Out of the records below, copy all lines in which the word "prices" occurs.

RECORD EXCERPTS START

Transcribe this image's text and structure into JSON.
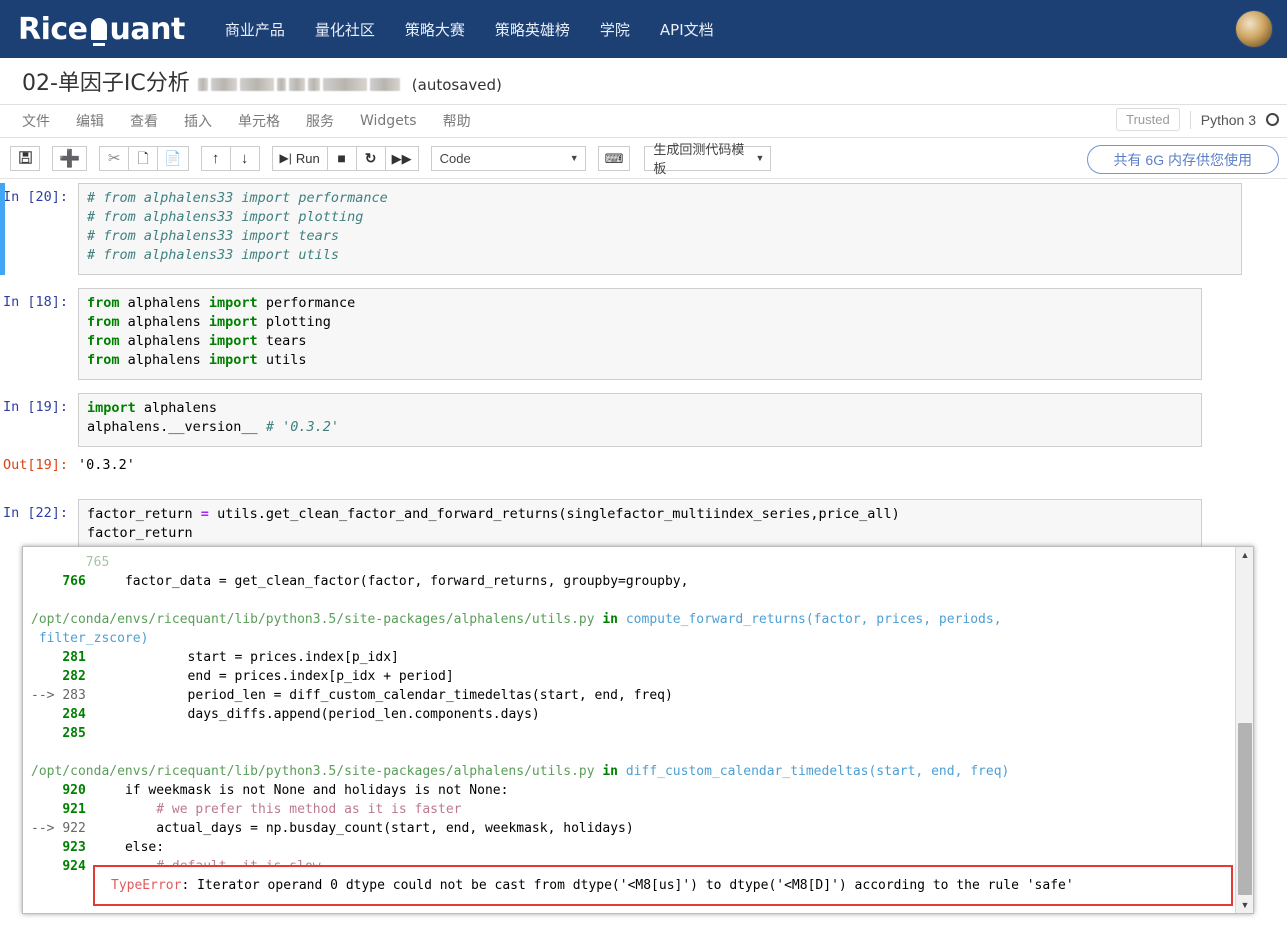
{
  "brand": {
    "logo_text": "RiceQuant",
    "nav": [
      {
        "label": "商业产品"
      },
      {
        "label": "量化社区"
      },
      {
        "label": "策略大赛"
      },
      {
        "label": "策略英雄榜"
      },
      {
        "label": "学院"
      },
      {
        "label": "API文档"
      }
    ],
    "avatar_icon": "user-avatar-icon",
    "bar_color": "#1c3f74"
  },
  "notebook": {
    "title": "02-单因子IC分析",
    "redacted_note": "blurred-filename",
    "autosaved": "(autosaved)"
  },
  "menubar": {
    "items": [
      {
        "label": "文件"
      },
      {
        "label": "编辑"
      },
      {
        "label": "查看"
      },
      {
        "label": "插入"
      },
      {
        "label": "单元格"
      },
      {
        "label": "服务"
      },
      {
        "label": "Widgets"
      },
      {
        "label": "帮助"
      }
    ],
    "trusted": "Trusted",
    "kernel": "Python 3",
    "kernel_status_icon": "kernel-idle-circle-icon"
  },
  "toolbar": {
    "save_icon": "save-disk-icon",
    "insert_icon": "plus-icon",
    "cut_icon": "scissors-icon",
    "copy_icon": "copy-icon",
    "paste_icon": "paste-icon",
    "move_up_icon": "arrow-up-icon",
    "move_down_icon": "arrow-down-icon",
    "run_label": "Run",
    "run_icon": "run-step-icon",
    "stop_icon": "stop-square-icon",
    "restart_icon": "restart-circle-icon",
    "restart_run_all_icon": "fast-forward-icon",
    "cell_type": "Code",
    "cell_type_caret": "chevron-down-icon",
    "command_palette_icon": "keyboard-icon",
    "template_label": "生成回测代码模板",
    "template_caret": "chevron-down-icon",
    "memory_notice": "共有 6G 内存供您使用",
    "memory_notice_color": "#5b7fc7"
  },
  "cells": [
    {
      "prompt": "In [20]:",
      "selected": true,
      "lines": [
        "# from alphalens33 import performance",
        "# from alphalens33 import plotting",
        "# from alphalens33 import tears",
        "# from alphalens33 import utils"
      ]
    },
    {
      "prompt": "In [18]:",
      "selected": false,
      "lines": [
        "from alphalens import performance",
        "from alphalens import plotting",
        "from alphalens import tears",
        "from alphalens import utils"
      ]
    },
    {
      "prompt": "In [19]:",
      "selected": false,
      "lines": [
        "import alphalens",
        "alphalens.__version__ # '0.3.2'"
      ],
      "output_prompt": "Out[19]:",
      "output": "'0.3.2'"
    },
    {
      "prompt": "In [22]:",
      "selected": false,
      "lines": [
        "factor_return = utils.get_clean_factor_and_forward_returns(singlefactor_multiindex_series,price_all)",
        "factor_return"
      ]
    }
  ],
  "traceback": {
    "frames": [
      {
        "line_no": "766",
        "code": "factor_data = get_clean_factor(factor, forward_returns, groupby=groupby,"
      }
    ],
    "frame1_path": "/opt/conda/envs/ricequant/lib/python3.5/site-packages/alphalens/utils.py",
    "frame1_in": "in",
    "frame1_func": "compute_forward_returns(factor, prices, periods,",
    "frame1_func_cont": "filter_zscore)",
    "frame1_lines": [
      {
        "marker": "",
        "no": "281",
        "code": "start = prices.index[p_idx]"
      },
      {
        "marker": "",
        "no": "282",
        "code": "end = prices.index[p_idx + period]"
      },
      {
        "marker": "-->",
        "no": "283",
        "code": "period_len = diff_custom_calendar_timedeltas(start, end, freq)"
      },
      {
        "marker": "",
        "no": "284",
        "code": "days_diffs.append(period_len.components.days)"
      },
      {
        "marker": "",
        "no": "285",
        "code": ""
      }
    ],
    "frame2_path": "/opt/conda/envs/ricequant/lib/python3.5/site-packages/alphalens/utils.py",
    "frame2_in": "in",
    "frame2_func": "diff_custom_calendar_timedeltas(start, end, freq)",
    "frame2_lines": [
      {
        "marker": "",
        "no": "920",
        "code": "if weekmask is not None and holidays is not None:"
      },
      {
        "marker": "",
        "no": "921",
        "code": "# we prefer this method as it is faster"
      },
      {
        "marker": "-->",
        "no": "922",
        "code": "actual_days = np.busday_count(start, end, weekmask, holidays)"
      },
      {
        "marker": "",
        "no": "923",
        "code": "else:"
      },
      {
        "marker": "",
        "no": "924",
        "code": "# default, it is slow"
      }
    ],
    "error_type": "TypeError",
    "error_message": ": Iterator operand 0 dtype could not be cast from dtype('<M8[us]') to dtype('<M8[D]') according to the rule 'safe'",
    "error_border_color": "#e53935",
    "scrollbar_up_icon": "triangle-up-icon",
    "scrollbar_down_icon": "triangle-down-icon"
  }
}
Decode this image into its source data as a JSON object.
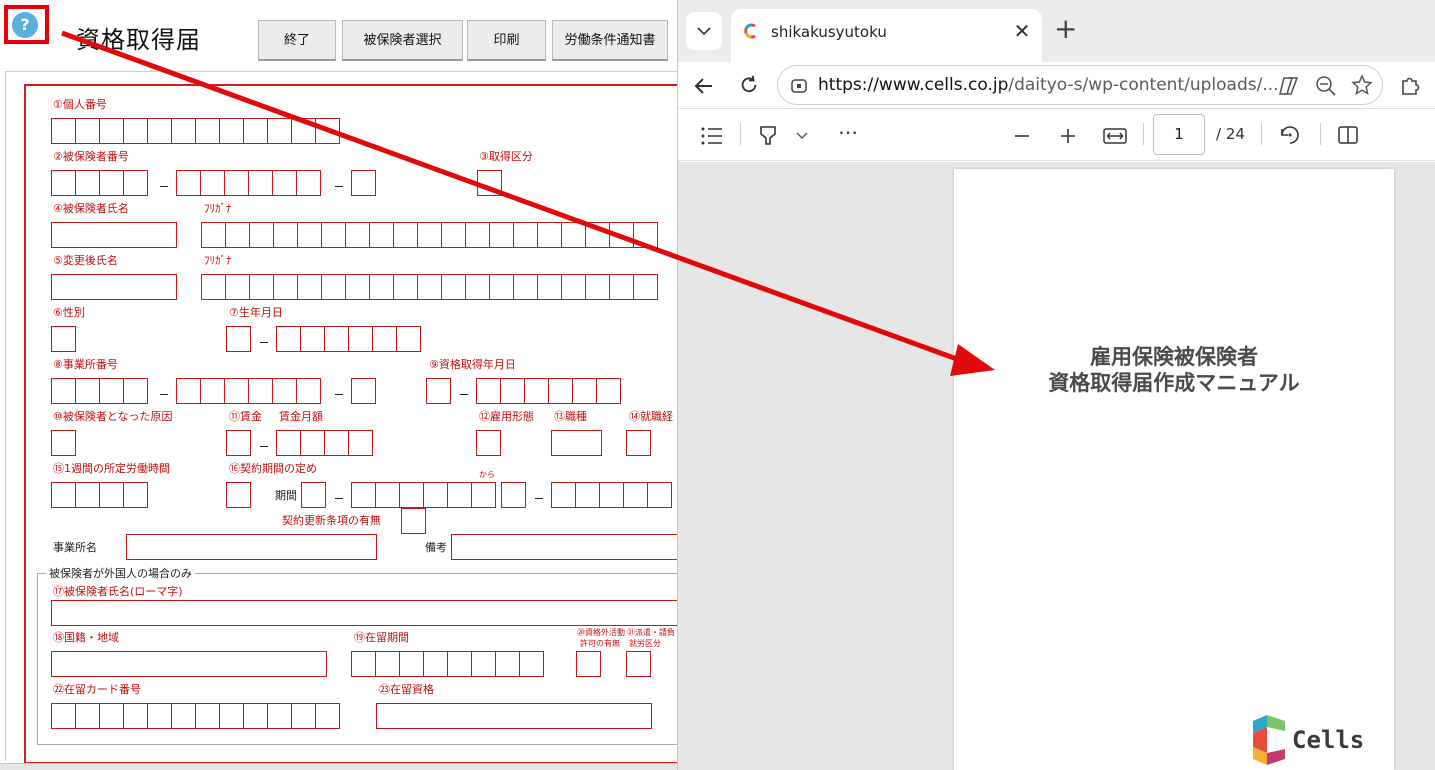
{
  "form": {
    "help_icon": "?",
    "title": "資格取得届",
    "buttons": {
      "exit": "終了",
      "select": "被保険者選択",
      "print": "印刷",
      "notice": "労働条件通知書"
    },
    "labels": {
      "l1": "①個人番号",
      "l2": "②被保険者番号",
      "l3": "③取得区分",
      "l4": "④被保険者氏名",
      "furigana1": "ﾌﾘｶﾞﾅ",
      "l5": "⑤変更後氏名",
      "furigana2": "ﾌﾘｶﾞﾅ",
      "l6": "⑥性別",
      "l7": "⑦生年月日",
      "l8": "⑧事業所番号",
      "l9": "⑨資格取得年月日",
      "l10": "⑩被保険者となった原因",
      "l11": "⑪賃金",
      "l11b": "賃金月額",
      "l12": "⑫雇用形態",
      "l13": "⑬職種",
      "l14": "⑭就職経",
      "l15": "⑮1週間の所定労働時間",
      "l16": "⑯契約期間の定め",
      "kara": "から",
      "kikan": "期間",
      "renewal": "契約更新条項の有無",
      "office_name": "事業所名",
      "remarks": "備考",
      "foreign_group": "被保険者が外国人の場合のみ",
      "l17": "⑰被保険者氏名(ローマ字)",
      "l18": "⑱国籍・地域",
      "l19": "⑲在留期間",
      "l20a": "⑳資格外活動",
      "l20b": "許可の有無",
      "l21a": "㉑派遣・請負",
      "l21b": "就労区分",
      "l22": "㉒在留カード番号",
      "l23": "㉓在留資格"
    }
  },
  "browser": {
    "tab_title": "shikakusyutoku",
    "close_glyph": "✕",
    "new_tab_glyph": "+",
    "url_host": "https://www.cells.co.jp",
    "url_path": "/daityo-s/wp-content/uploads/...",
    "page_current": "1",
    "page_total": "/ 24",
    "doc_title_line1": "雇用保険被保険者",
    "doc_title_line2": "資格取得届作成マニュアル",
    "logo_text": "Cells"
  },
  "colors": {
    "annotation_red": "#e8000d",
    "form_red": "#c41818",
    "help_blue": "#5ab0db"
  }
}
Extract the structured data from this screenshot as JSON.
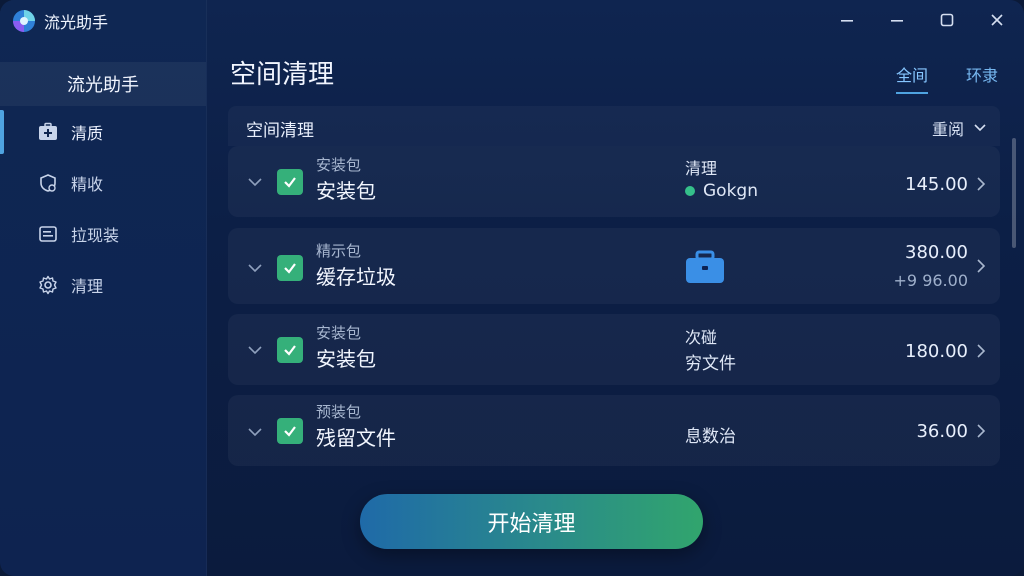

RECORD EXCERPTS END

### EXERCISE ANSWER
    "frame1_func": "compute_forward_returns(factor, prices, periods,",
        "code": "start = prices.index[p_idx]"
        "code": "end = prices.index[p_idx + period]"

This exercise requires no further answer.